Monday, November 12, 2012

Think like a Genius

I have made a hobby of reading great thinkers. I wanted to originally make a career of studying them, but the minutiae involved in the academic side of studying great minds proved too taxing (I'd say mundane, but I'd hate to insult any philosophy professors who might be reading this). I have always been particularly drawn to those who deal in Ethics. That's a dangerous word to use, because it usually evokes numerous impressions in the perceiver. None of which I probably intended. I'm talking about Ethics, with a capital 'E'. I'm not talking about right/wrong, good/bad, God's will/intrinsic good distinctions. I'm talking about attempting to answer the question, "What does it mean to live a good life?" Again, don't mistake good as in moral good, but good like "that was a good beer". I think this is really the original purpose of Ethics. We've sort of bastardized the meaning into something that roughly means, "How do I decide what is right and wrong, when there are conflicting values in play?" Sartre does a beautiful job illustrating this in Being and Nothingness, when he talks about his student who must choose between fighting against the Nazis or caring for his mother. Without going into too much detail, we can see how both would be really good things and based on your take on the world, one may be better than the other. Congratulations, you now know as much as a sophomore at a liberal arts college.

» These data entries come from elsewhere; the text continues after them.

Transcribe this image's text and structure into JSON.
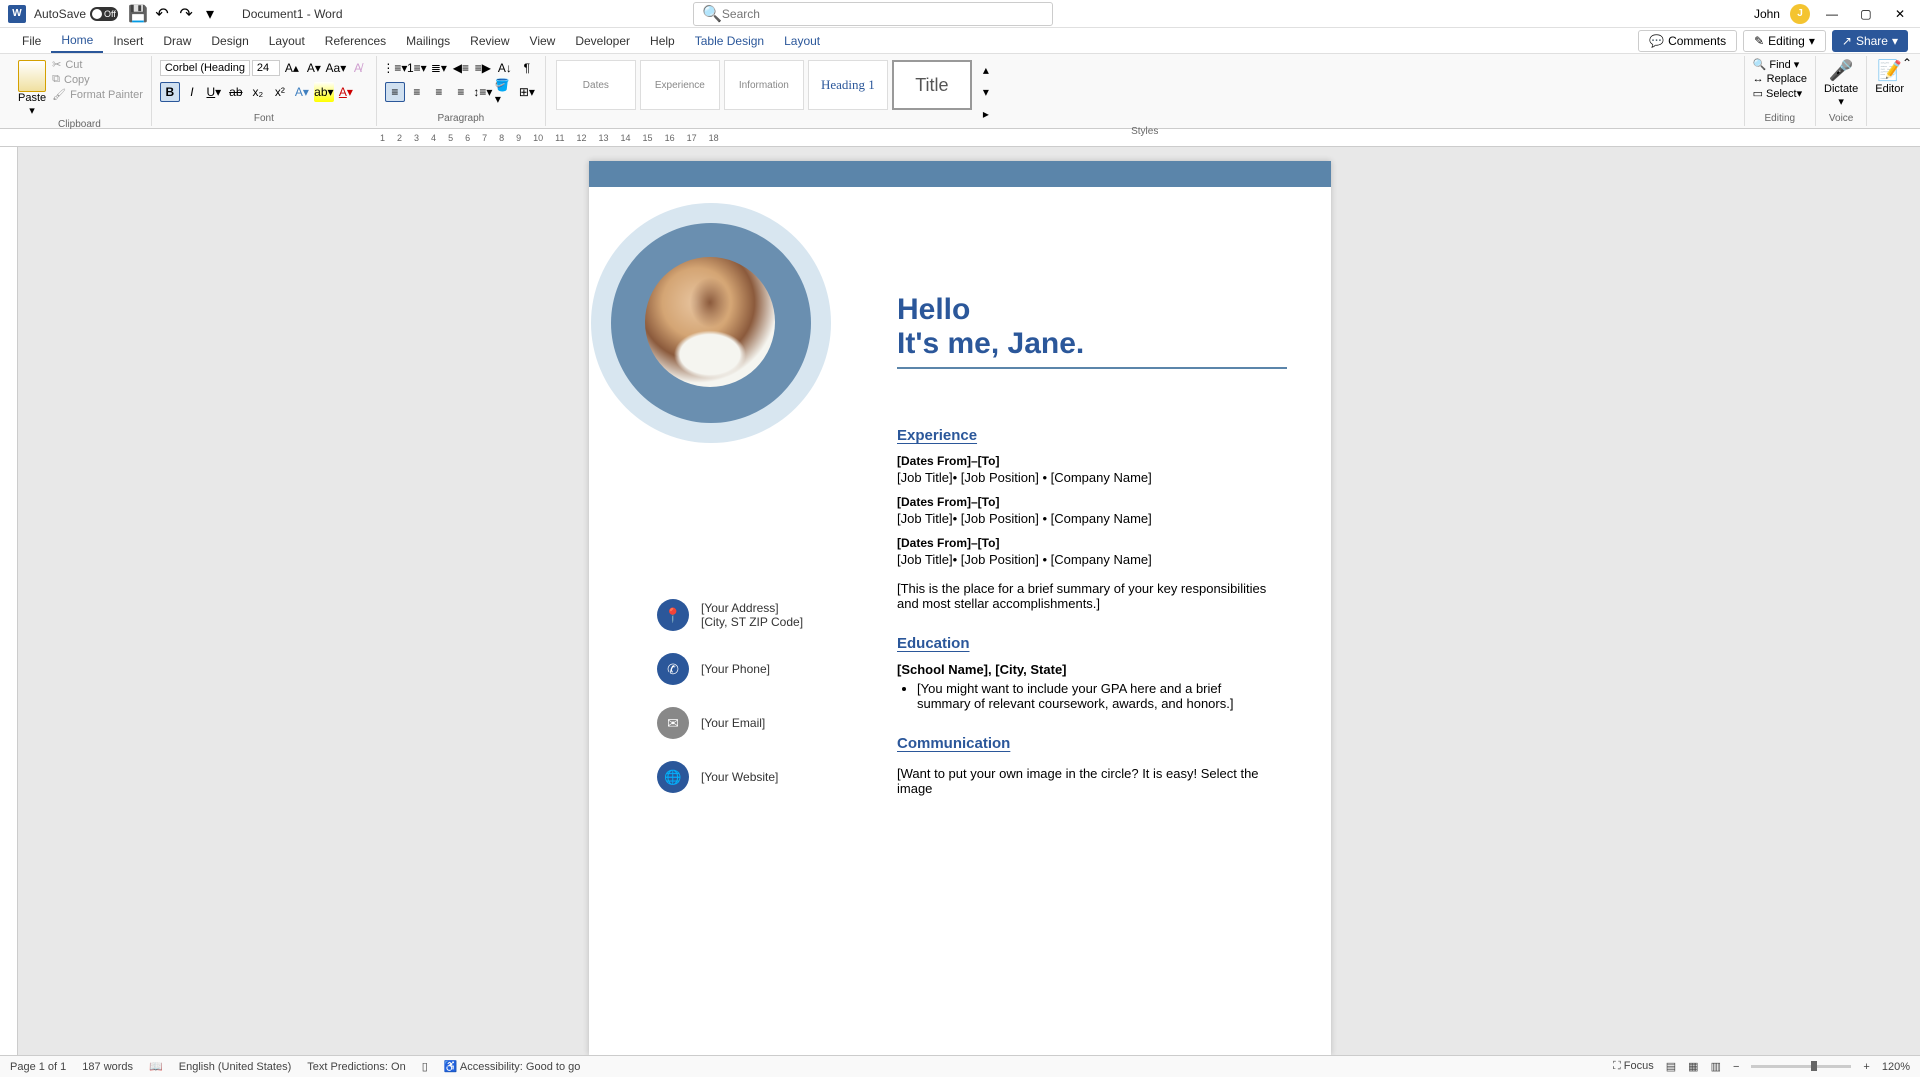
{
  "titlebar": {
    "autosave": "AutoSave",
    "autosave_state": "Off",
    "document": "Document1  -  Word",
    "search_placeholder": "Search",
    "user": "John",
    "user_initial": "J"
  },
  "menu": {
    "tabs": [
      "File",
      "Home",
      "Insert",
      "Draw",
      "Design",
      "Layout",
      "References",
      "Mailings",
      "Review",
      "View",
      "Developer",
      "Help",
      "Table Design",
      "Layout"
    ],
    "active": "Home",
    "comments": "Comments",
    "editing": "Editing",
    "share": "Share"
  },
  "ribbon": {
    "clipboard": {
      "label": "Clipboard",
      "paste": "Paste",
      "cut": "Cut",
      "copy": "Copy",
      "format_painter": "Format Painter"
    },
    "font": {
      "label": "Font",
      "name": "Corbel (Headings)",
      "size": "24"
    },
    "paragraph": {
      "label": "Paragraph"
    },
    "styles": {
      "label": "Styles",
      "items": [
        "Dates",
        "Experience",
        "Information",
        "Heading 1",
        "Title"
      ]
    },
    "editing": {
      "label": "Editing",
      "find": "Find",
      "replace": "Replace",
      "select": "Select"
    },
    "voice": {
      "label": "Voice",
      "dictate": "Dictate"
    },
    "editor": {
      "label": "Editor"
    }
  },
  "document": {
    "hello1": "Hello",
    "hello2": "It's me, Jane.",
    "experience_h": "Experience",
    "exp": [
      {
        "dates": "[Dates From]–[To]",
        "line": "[Job Title]• [Job Position] • [Company Name]"
      },
      {
        "dates": "[Dates From]–[To]",
        "line": "[Job Title]• [Job Position] • [Company Name]"
      },
      {
        "dates": "[Dates From]–[To]",
        "line": "[Job Title]• [Job Position] • [Company Name]"
      }
    ],
    "summary": "[This is the place for a brief summary of your key responsibilities and most stellar accomplishments.]",
    "education_h": "Education",
    "school": "[School Name], [City, State]",
    "edu_bullet": "[You might want to include your GPA here and a brief summary of relevant coursework, awards, and honors.]",
    "communication_h": "Communication",
    "comm_text": "[Want to put your own image in the circle?  It is easy!  Select the image",
    "contact": {
      "address1": "[Your Address]",
      "address2": "[City, ST ZIP Code]",
      "phone": "[Your Phone]",
      "email": "[Your Email]",
      "website": "[Your Website]"
    }
  },
  "statusbar": {
    "page": "Page 1 of 1",
    "words": "187 words",
    "lang": "English (United States)",
    "predictions": "Text Predictions: On",
    "accessibility": "Accessibility: Good to go",
    "focus": "Focus",
    "zoom": "120%"
  }
}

     So after reading Aristotle, Aquinas, Jesus, Buddha, Plato, Rawls, Sartre, etc. I set out to formulate my own ethical path, to try and devise my blue print for leading a good life. There is no word in English that does a good job of describing what this ultimate goal is. In religion it would be heaven or nirvana. I want to call it "the big happy". A happiness that is complete and self sustaining. So I took little pieces of Aristotle's Nicomachean Ethics, and tried to Know Thyself, and do nothing to excess. I bought deep into Sartre and tried to live in the moment. I pulled pieces of Buddha's teaching of non-attachment and sought a life uncluttered by desire. What I ended up with was a constant sense of yearning and second guessing. The biggest problem was that I kept running into conflicts along the way. Who knew that Aquinas wasn't going to jive with Confucius?!
     I put this quest on the shelf and concentrated on everything else. I got a real job (not teaching philosophy). I got a wife, a house, some hobbies, I traveled, I started attending mass regularly. Once I did all the modern, proscribed paths and attainments, the question popped up again and stared me dead in the face. I imagine this is when those who are unprepared for the question drop into a midlife crisis. Lucky for me, I had a quarterlife crisis to prep me for it. The interesting thing is that the answer was so obvious, that I was amazed that I hadn't come upon before. It was definitely an epiphany, a discovery, and not anything I had created. The discovery is that there is a central theme to all of these thinkers and I had never seen it. My original thought was that we are supposed to be turning our eye inward, perfecting ourselves. I then moved on to the idea that we are supposed to live our life for others and turn outward, being completely selfless. My next step was thinking that happiness was sort of process based, that our relationships determine our level of satisfaction and sense of wholeness.
     What I didn't see was that these are all interconnected. Every single great ethicist has stated pretty much the same thing. We must set ourselves up as examples. Sartre says that we are solely responsible for our existence and in turn how live is a statement to the rest of the world that this is the best life possible. Christianity stated that we are the light of the world. Every one you read has an example of this kind of language. Essentially, we are to be the person that we want the world to be. An obvious statement if ever there was one, but that still doesn't state what one does to achieve that. And don't we all have different visions of what the perfect world would be like? To answer that I took a page from Kant. We are human beings, persons, and in essence, want to be treated as such. Then in order to be treated like such, I must create a world where that happens. Therefore, I need to treat everyone like people. I need to really think about that what that means. Simple things like being patient in traffic or making eye contact with the person behind the register are a start. That leads to bigger steps, like ensuring those around me can become fulfilled and that I am not simply using them as vehicles to my happiness. Until finally there is the apex of the life well lived, not from selflessness, but from selfishness. My desire to live in a world where I am treated as someone special and important, drives me to treat others as special and important. I need to keep myself grounded at this moment and not degenerate into the feel good, "everyone is special" mindset that is plaguing our society today. The road to happiness is paved with humility. That humility is the certainty that my happiness is contingent on helping others to that place and allowing myself to be helped by them.